Pope John Paul II died Saturday night (April 2, 2005)

I only learned about the Pope’s condition through text messages from friends. First, it informed about asking prayer for the Pope’s recovery of his sickness, I received more than 10 same messages that day on my phone. After receiving it I turn on the TV and look for news report about the Pope. Confirmed, he was really in a bad and critical condition, and on the next day I just received another messages stating that the Pope died Saturday April 2, 2005 (Sunday, 2:30 am Manila time). People around the world reacts and breaks into tears after hearing the news.
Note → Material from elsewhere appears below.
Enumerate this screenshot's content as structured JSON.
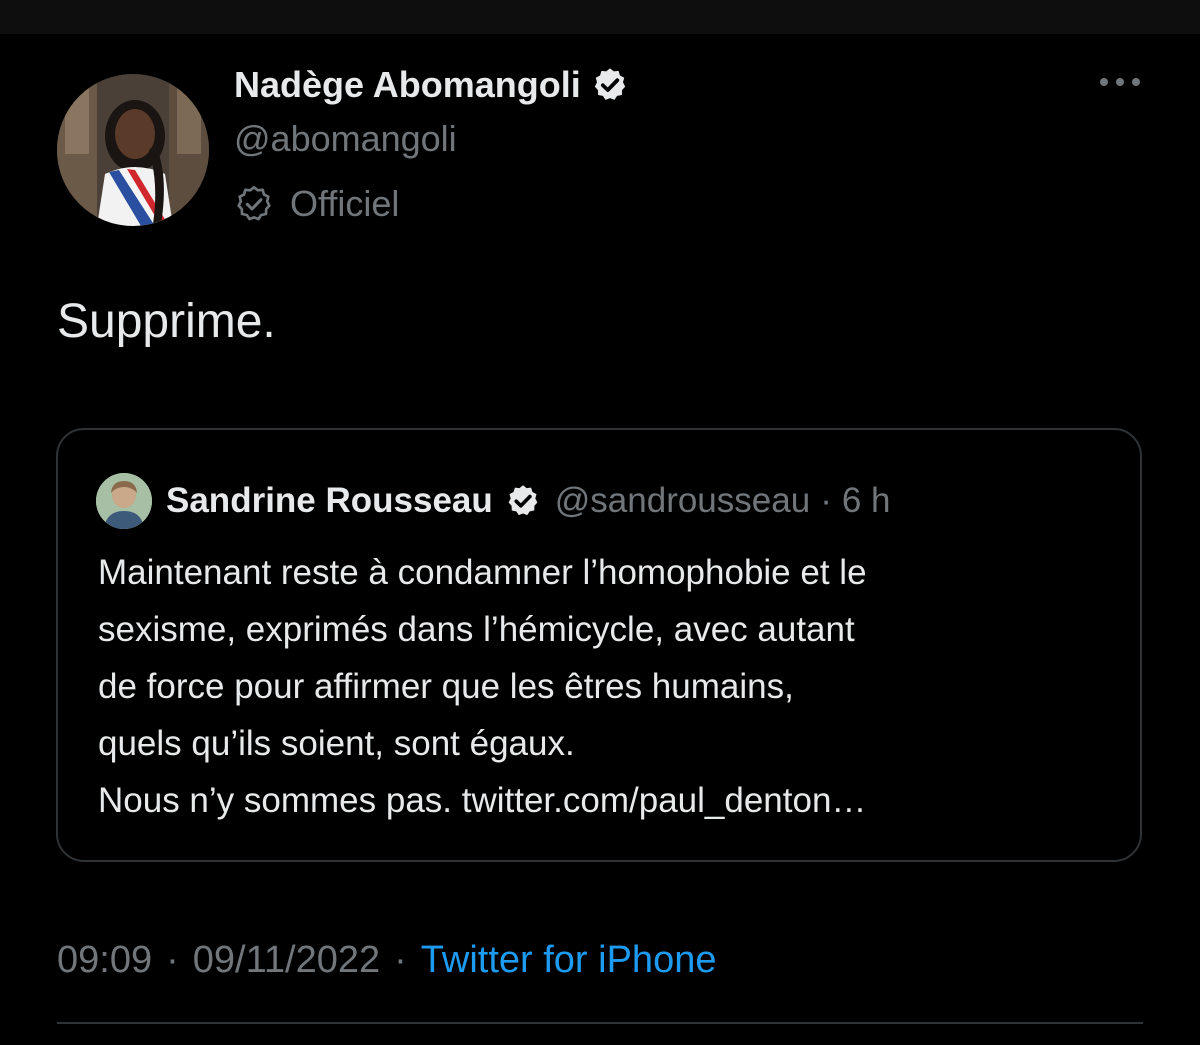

I just heard the news and read some articles about the Pope of how he leads the Church and how nice he is specially to the youth, although I’m not that closely aware about him but still I know he is a good person and a good servant of the Lord and to the people around the world. They said he is the most popular Pope at the present and I believed that coz’ in I saw a lot of people cried and weep when they heard that the Pope died. A lot offered prayers and go to Rome to show their final respect to the Pope.
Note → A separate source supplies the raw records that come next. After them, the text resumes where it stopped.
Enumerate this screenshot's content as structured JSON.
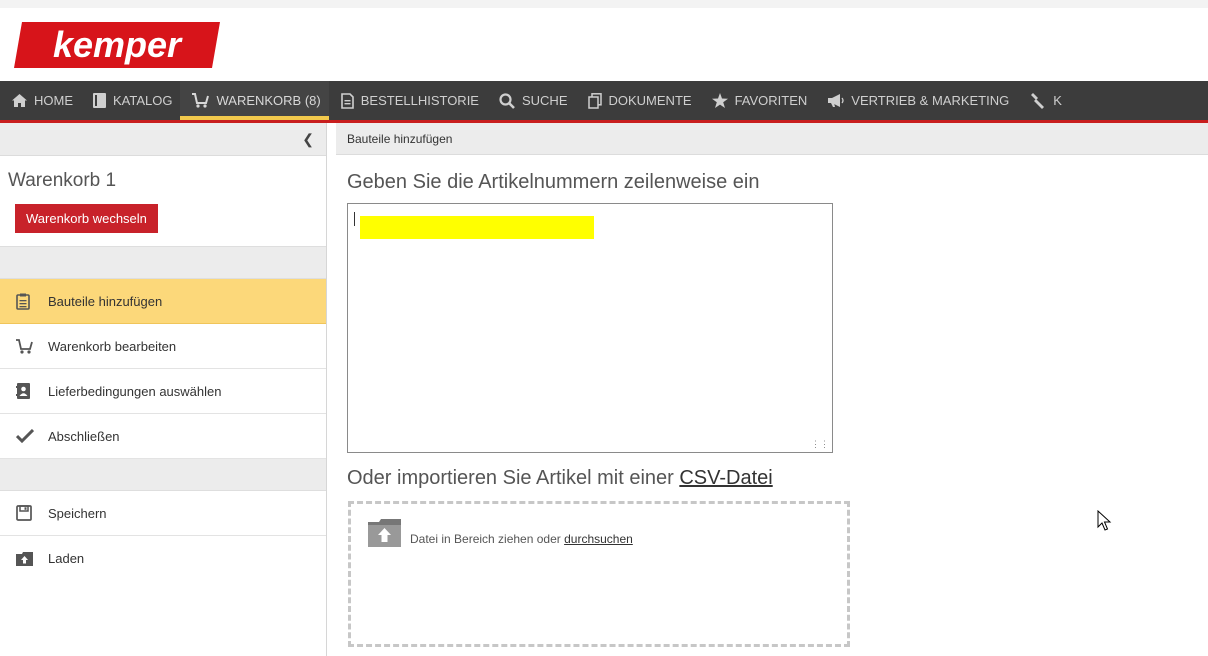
{
  "brand": {
    "logo_text": "kemper",
    "color": "#d7141a"
  },
  "nav": {
    "items": [
      {
        "label": "HOME",
        "icon": "home-icon"
      },
      {
        "label": "KATALOG",
        "icon": "book-icon"
      },
      {
        "label": "WARENKORB (8)",
        "icon": "cart-icon",
        "active": true
      },
      {
        "label": "BESTELLHISTORIE",
        "icon": "document-icon"
      },
      {
        "label": "SUCHE",
        "icon": "search-icon"
      },
      {
        "label": "DOKUMENTE",
        "icon": "copy-icon"
      },
      {
        "label": "FAVORITEN",
        "icon": "star-icon"
      },
      {
        "label": "VERTRIEB & MARKETING",
        "icon": "megaphone-icon"
      },
      {
        "label": "K",
        "icon": "wrench-icon"
      }
    ],
    "active_color": "#f2c94c",
    "accent_color": "#c81e1e"
  },
  "sidebar": {
    "collapse_icon": "chevron-left-icon",
    "cart_title": "Warenkorb 1",
    "switch_button": "Warenkorb wechseln",
    "steps": [
      {
        "label": "Bauteile hinzufügen",
        "icon": "clipboard-icon",
        "active": true
      },
      {
        "label": "Warenkorb bearbeiten",
        "icon": "cart-icon"
      },
      {
        "label": "Lieferbedingungen auswählen",
        "icon": "contact-book-icon"
      },
      {
        "label": "Abschließen",
        "icon": "check-icon"
      }
    ],
    "actions": [
      {
        "label": "Speichern",
        "icon": "floppy-disk-icon"
      },
      {
        "label": "Laden",
        "icon": "folder-upload-icon"
      }
    ]
  },
  "main": {
    "breadcrumb": "Bauteile hinzufügen",
    "enter_heading": "Geben Sie die Artikelnummern zeilenweise ein",
    "import_heading_prefix": "Oder importieren Sie Artikel mit einer ",
    "import_link": "CSV-Datei",
    "dropzone_text_prefix": "Datei in Bereich ziehen oder ",
    "dropzone_link": "durchsuchen"
  }
}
Now the Pope died I think I missed him, I missed the opportunity to meet him or just to see him in person even from a distance just to feel his holiness. But anyway he touched people’s lives; he contributed a lot in the world specially in spreading the word of God, peace and Christianism. He already fulfilled his mission here on earth and he deserves to be with the Lord for eternity.

Preparing the Pope’s body (from CNN)
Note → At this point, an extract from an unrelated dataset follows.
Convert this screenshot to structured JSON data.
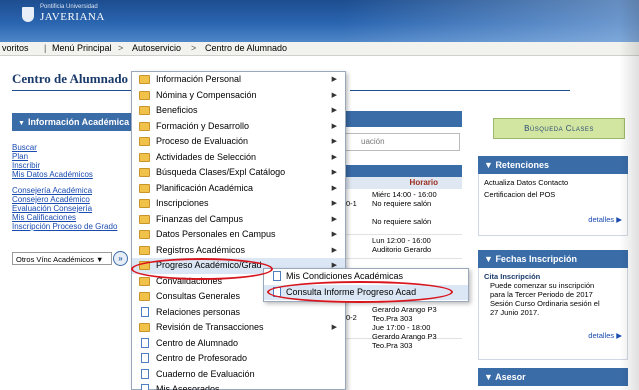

Pope’s body ‘prepared,’ not embalmed

VATICAN CITY (AP) -- Departing from tradition, Pope John Paul II was not embalmed, only "prepared" for viewing by hundreds of thousands of mourners, the Vatican said Tuesday.

Vatican spokesman Joaquin Navarro-Valls did not elaborate on the procedure, but an embalmer in Rome said it appeared John Paul's remains were only touched up with cosmetics.

Massimo Signoracci, whose family embalmed three other popes, said he could not be certain what had been done without examining the body.

Signoracci said even a light embalming would be necessary for a body that is exposed for several days.

John Paul died Saturday night, and his remains were put on public view late Monday on an open platform in St. Peter's Basilica. He will be buried Friday.

Asked if there had been an autopsy, the Vatican spokesman said: "No, the body was only prepared." He would not elaborate.

Historically, organs were removed to make embalming more durable. Relics of 22 popes are kept in anaphors in Rome's St. Anastasio and Vincent Church, near the Trevi fountain, from Sisto V who died in 1390 to Leo XIII who died in 1903.

Pope Pius X, who reigned from 1903 to 1914, abolished the custom of removing organs.

Embalming usually consists of draining the blood and other bodily fluids and intravenously injecting formaldehyde and other preserving liquids.

Signoracci said his family had embalmed the remains of John XXIII in 1963, and of Paul VI and John Paul I, who both died in 1978.

Paul VI was only lightly embalmed before his body was placed before the public during Rome's hot summer. But after two days the skin and fingernails began losing their color.

John XXIII's body, by contrast, was in excellent condition when it was exhumed from the cramped grotto under the basilica in 2001 -- 38 years after his death -- and moved to the main floor following his beatification.

John Paul, who expressed a will to be buried underground, will be placed in John XXIII's vacant tomb.

The Pope’s Biography:


Next Post »